This story has been passed onto me second- or third- or possibly fifth-hand. Who knows how accurate the details are, or whether the words were spoken exactly in this way? But from my knowledge of the man in question, it is entirely believable. In fact, if it isn't true, it's the kind of story that would almost be necessary to invent.
An eminent and well-known English preacher was approached by a congregation member who complained about some aspect of church life. It may have been that he didn't feel welcomed, or that he was finding it hard to make friends and fit in; it could have been that he was finding the service dissatisfying or the preaching too long; it could have been that the music was not to his taste or that his family was not being catered for to his satisfaction. The details of the complaint have been lost in the telling and re-telling of the story.
The preacher listened to the complaint, paused, and then replied with five words that cut straight to the heart of not only the man's problem, but the problem with all grumbling and complaining in church. He simply said, “It's not about you, stupid!” and walked off.
It was a stunningly rude response—the kind that this preacher seemed uniquely capable of getting away with in his very English way. But doesn't it exactly express what is wrong with grumbling and complaining in church?
It really is the height of idiocy to think that church is about me and my needs and my family and my satisfaction. It completely overturns the teaching of the Bible—that church is about God and Christ and loving other people. In fact, if we wanted to summarize Paul's rebuke to the dysfunctional Corinthian church in 1 Corinthians 11-14, a pretty reasonable slogan would be “It's not about you, stupid!”.
So the next time you're feeling grumpy about church, and are complaining that this or that aspect leaves you cold, remind yourself of the five-word answer to grumbling.

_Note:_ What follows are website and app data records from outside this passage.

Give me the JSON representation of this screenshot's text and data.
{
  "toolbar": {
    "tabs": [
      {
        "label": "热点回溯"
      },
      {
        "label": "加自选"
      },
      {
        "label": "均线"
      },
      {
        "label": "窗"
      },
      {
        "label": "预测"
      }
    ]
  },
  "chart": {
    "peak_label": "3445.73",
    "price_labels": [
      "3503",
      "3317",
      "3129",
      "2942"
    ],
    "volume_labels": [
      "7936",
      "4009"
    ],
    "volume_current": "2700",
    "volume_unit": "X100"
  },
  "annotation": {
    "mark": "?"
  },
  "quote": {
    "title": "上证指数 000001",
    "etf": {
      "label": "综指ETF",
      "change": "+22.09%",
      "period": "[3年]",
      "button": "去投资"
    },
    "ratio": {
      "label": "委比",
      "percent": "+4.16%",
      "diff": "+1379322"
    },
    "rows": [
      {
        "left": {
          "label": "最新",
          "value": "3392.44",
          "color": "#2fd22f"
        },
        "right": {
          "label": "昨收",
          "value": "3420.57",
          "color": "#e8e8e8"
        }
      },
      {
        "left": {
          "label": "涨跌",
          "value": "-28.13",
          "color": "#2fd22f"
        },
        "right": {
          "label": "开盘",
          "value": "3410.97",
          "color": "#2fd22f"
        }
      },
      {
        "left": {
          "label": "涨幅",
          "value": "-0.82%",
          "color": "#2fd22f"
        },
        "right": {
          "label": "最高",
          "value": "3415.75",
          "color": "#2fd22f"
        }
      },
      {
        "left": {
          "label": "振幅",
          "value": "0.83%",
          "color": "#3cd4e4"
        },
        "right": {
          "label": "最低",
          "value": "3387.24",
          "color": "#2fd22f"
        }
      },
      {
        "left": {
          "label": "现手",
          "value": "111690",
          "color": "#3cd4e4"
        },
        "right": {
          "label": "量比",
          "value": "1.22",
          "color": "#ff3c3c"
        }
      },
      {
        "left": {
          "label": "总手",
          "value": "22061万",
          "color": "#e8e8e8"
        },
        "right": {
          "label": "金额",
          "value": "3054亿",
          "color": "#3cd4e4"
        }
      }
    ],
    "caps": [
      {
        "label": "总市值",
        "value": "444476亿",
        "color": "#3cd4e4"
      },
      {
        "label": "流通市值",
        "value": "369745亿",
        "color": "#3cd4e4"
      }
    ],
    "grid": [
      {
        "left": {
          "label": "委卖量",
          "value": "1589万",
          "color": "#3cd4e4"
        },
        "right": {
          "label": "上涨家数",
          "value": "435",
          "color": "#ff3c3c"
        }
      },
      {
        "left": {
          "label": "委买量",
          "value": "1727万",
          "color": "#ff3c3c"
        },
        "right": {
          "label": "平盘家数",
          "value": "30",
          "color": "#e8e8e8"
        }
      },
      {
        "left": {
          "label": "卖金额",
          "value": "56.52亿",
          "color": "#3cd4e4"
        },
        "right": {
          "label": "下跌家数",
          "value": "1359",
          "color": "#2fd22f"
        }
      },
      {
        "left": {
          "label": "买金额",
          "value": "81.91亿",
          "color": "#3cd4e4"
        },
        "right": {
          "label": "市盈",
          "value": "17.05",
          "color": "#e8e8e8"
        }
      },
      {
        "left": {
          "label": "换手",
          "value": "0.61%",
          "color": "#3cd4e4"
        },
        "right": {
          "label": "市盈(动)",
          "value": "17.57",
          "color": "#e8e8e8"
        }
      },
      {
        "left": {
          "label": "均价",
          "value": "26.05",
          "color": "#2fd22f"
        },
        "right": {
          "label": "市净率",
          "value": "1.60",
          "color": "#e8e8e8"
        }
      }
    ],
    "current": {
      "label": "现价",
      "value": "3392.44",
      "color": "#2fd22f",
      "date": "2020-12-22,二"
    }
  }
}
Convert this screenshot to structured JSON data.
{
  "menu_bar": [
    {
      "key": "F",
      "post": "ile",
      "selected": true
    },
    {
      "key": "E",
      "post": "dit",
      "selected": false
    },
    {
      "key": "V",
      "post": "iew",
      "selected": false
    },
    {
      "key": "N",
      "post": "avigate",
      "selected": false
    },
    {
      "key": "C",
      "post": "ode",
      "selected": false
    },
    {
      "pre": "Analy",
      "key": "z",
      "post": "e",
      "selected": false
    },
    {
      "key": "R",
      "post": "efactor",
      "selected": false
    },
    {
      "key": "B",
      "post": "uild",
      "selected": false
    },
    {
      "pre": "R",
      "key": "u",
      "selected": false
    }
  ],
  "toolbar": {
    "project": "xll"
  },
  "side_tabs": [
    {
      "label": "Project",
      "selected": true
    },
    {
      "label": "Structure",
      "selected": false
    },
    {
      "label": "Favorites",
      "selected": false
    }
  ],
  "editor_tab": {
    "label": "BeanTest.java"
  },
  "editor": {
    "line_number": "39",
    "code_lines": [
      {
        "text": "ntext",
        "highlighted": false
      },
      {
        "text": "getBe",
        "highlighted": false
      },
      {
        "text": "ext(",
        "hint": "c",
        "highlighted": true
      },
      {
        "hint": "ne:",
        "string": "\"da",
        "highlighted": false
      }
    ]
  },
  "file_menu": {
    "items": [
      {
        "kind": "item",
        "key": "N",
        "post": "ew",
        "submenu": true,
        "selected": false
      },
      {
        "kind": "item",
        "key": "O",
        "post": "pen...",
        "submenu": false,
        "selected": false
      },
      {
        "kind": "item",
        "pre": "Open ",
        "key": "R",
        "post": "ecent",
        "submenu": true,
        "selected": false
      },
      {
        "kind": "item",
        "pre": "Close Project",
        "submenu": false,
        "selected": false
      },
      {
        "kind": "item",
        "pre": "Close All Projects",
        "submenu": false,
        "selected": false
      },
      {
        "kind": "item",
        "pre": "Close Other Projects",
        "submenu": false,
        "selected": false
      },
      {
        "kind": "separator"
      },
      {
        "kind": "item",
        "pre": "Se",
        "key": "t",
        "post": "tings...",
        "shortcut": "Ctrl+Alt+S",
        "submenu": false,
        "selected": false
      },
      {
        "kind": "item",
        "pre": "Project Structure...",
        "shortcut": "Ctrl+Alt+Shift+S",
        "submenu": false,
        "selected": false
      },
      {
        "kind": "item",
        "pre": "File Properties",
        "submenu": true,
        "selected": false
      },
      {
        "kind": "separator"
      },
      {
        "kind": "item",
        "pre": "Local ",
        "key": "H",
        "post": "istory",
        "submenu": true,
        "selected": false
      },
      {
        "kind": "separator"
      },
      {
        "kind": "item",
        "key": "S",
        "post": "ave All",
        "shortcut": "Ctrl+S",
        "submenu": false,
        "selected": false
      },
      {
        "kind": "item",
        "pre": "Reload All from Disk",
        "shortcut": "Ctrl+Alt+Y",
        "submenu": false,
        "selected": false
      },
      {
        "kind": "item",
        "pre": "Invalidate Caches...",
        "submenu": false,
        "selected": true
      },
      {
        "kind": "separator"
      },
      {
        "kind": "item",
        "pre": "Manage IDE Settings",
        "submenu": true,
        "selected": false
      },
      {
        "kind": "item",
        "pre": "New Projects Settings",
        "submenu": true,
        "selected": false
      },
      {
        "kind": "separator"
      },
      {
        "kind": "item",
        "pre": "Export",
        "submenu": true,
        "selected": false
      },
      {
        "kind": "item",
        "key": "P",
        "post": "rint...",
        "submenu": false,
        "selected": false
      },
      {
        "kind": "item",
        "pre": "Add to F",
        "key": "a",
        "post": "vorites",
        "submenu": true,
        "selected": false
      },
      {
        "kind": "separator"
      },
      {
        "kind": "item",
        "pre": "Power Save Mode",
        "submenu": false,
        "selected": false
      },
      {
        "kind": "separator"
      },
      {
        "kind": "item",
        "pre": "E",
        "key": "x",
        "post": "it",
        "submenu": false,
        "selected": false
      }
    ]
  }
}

And if you're really game, when someone starts grumbling to you about how they don't like the music or how they're sick of the preacher's jokes, just give them a slightly incredulous look, shake your head, and say, “It's not about you, stupid!”.